By inaugurating the world’s largest PEM5 electrolyzer in 2021, Air Liquide has reaffirmed its goal of achieving carbon neutrality by 2050. This next-generation electrolyzer is 99% powered by renewable hydraulic energy and produces up to 8.2 metric tons of hydrogen per day, which is enough to power more than 2,000 cars or 230 trucks. It will cut CO2 emissions by 27,000 metric tons per year, which is equivalent to the emissions of 10,000 cars.
Low-carbon Air Separation Unit (ASU), ChinaBuilding the world’s largest low-carbon ASU for the steel industry.
Air Liquide will build and operate a low-carbon Air Separation Unit in Zhangjiagang City, Jiangsu Province. Designed for Jiangsu Shagang Group, the biggest private steel company in China, this state-of-the-art unit, capable of producing 3,800 metric tons of oxygen per day, will significantly reduce CO₂ emissions.

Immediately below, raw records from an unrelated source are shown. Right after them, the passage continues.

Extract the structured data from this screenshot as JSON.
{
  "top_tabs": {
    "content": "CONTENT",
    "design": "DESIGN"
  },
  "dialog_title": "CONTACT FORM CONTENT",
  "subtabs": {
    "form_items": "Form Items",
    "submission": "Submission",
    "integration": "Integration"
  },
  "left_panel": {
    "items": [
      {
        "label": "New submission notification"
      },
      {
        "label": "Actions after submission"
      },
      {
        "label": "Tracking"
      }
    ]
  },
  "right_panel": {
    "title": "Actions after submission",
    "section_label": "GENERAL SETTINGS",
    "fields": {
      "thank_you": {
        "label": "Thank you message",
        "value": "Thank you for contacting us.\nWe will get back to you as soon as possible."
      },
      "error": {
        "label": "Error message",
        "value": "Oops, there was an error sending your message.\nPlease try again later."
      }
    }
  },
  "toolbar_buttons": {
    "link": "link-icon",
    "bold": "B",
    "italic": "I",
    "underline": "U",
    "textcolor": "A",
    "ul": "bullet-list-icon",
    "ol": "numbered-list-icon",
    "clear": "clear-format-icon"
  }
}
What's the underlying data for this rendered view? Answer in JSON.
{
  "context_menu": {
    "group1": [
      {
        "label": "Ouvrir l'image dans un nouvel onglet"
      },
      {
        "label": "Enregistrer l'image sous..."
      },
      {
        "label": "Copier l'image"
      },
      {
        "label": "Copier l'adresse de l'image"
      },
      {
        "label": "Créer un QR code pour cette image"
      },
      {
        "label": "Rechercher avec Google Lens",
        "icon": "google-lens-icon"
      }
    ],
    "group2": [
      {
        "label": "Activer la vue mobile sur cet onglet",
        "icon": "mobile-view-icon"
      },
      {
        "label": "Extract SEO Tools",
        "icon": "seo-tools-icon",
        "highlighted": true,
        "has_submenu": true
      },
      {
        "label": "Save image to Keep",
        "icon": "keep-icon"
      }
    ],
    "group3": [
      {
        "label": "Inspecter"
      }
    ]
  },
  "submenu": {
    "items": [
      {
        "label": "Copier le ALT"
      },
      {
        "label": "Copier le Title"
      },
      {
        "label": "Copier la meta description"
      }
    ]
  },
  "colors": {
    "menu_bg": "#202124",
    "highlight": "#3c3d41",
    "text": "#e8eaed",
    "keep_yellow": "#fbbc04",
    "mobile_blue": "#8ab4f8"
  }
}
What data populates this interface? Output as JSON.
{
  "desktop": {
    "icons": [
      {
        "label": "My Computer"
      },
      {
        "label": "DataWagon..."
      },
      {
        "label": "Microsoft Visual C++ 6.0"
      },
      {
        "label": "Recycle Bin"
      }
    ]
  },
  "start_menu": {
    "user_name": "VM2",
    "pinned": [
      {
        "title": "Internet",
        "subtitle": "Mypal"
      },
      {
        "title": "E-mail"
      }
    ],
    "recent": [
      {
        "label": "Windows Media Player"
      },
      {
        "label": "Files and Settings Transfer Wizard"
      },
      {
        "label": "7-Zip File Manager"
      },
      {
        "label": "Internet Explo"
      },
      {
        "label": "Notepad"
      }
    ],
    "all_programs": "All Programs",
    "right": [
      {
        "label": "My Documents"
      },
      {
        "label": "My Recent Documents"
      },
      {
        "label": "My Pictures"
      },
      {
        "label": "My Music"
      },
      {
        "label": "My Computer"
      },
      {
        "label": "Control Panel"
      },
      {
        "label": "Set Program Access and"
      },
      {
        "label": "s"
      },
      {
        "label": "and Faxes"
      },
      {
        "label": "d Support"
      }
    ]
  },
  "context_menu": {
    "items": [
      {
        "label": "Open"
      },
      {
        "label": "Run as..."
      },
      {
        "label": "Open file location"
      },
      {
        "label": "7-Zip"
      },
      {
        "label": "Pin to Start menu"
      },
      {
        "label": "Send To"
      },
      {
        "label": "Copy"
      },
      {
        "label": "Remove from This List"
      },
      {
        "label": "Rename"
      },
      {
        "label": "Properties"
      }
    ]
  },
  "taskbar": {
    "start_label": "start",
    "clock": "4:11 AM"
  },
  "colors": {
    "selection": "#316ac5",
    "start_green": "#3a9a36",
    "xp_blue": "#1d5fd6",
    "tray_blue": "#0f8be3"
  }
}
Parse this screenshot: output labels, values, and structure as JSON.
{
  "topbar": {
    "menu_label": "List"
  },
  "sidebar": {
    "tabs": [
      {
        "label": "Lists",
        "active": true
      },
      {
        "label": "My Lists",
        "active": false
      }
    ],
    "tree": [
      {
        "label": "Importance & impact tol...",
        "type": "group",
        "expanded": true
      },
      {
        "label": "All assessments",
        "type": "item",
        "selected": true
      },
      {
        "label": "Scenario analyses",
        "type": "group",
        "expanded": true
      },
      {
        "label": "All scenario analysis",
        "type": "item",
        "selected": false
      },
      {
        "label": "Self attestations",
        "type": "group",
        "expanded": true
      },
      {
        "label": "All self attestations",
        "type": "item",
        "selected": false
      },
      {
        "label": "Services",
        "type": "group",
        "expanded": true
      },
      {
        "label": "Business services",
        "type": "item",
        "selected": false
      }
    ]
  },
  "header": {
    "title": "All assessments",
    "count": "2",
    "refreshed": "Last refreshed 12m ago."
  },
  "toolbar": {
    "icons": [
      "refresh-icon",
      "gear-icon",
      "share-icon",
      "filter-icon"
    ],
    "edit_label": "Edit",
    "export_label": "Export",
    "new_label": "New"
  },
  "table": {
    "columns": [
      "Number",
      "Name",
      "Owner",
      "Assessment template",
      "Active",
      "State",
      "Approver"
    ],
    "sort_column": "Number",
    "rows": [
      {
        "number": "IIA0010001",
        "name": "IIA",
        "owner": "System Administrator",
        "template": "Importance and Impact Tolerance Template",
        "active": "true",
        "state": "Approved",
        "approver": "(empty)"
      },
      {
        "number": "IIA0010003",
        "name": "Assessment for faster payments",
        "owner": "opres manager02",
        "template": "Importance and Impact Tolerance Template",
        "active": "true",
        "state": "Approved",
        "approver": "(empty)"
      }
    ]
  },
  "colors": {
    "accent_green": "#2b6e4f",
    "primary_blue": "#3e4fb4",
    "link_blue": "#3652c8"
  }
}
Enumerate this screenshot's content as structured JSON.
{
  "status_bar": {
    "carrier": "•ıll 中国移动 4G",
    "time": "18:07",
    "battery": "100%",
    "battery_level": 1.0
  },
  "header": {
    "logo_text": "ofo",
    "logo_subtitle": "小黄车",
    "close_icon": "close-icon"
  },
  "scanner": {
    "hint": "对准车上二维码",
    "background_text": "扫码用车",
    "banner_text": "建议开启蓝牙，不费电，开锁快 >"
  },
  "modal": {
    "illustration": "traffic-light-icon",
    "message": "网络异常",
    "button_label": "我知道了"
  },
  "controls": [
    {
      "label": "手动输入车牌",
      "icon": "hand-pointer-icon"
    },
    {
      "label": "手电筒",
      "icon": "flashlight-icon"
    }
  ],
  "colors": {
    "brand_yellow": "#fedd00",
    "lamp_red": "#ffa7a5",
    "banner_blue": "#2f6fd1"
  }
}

By becoming the Group’s largest source of liquid oxygen and nitrogen in China, the unit will supply industrial customers and hospitals in the east of the country. It will also supply krypton and xenon to meet the growing demand of the local electronics industry.
Air Liquide firmly believes that hydrogen is the key to accelerating the energy transition. The Group is partnering with major players from various sectors who offer complementary skills to harness the full potential of hydrogen, from production to future distribution methods. This generates a reduction in industrial CO2 emissions and an increase in the development of clean transportation.
Air Liquide and Siemens Energy have joined forces to create a European ecosystem of hydrogen production technologies by electrolysis, thereby promoting the emergence of a sustainable hydrogen economy in Europe. One of the large projects backed by the French and German authorities is the construction of a renewable hydrogen production unit with a capacity of 30 MW in Oberhausen, Germany. This industrial-sized unit will be the first of its kind to be connected to the existing Air Liquide pipeline network.
The future of aviation
2. 2021 reports from the Hydrogen Council.
4. Now known as Forvia.
5. PEM: Proton Exchange Membrane.
6. Aéroports de Paris, a global leader in airport design, construction and operation
7. Now known as Forvia.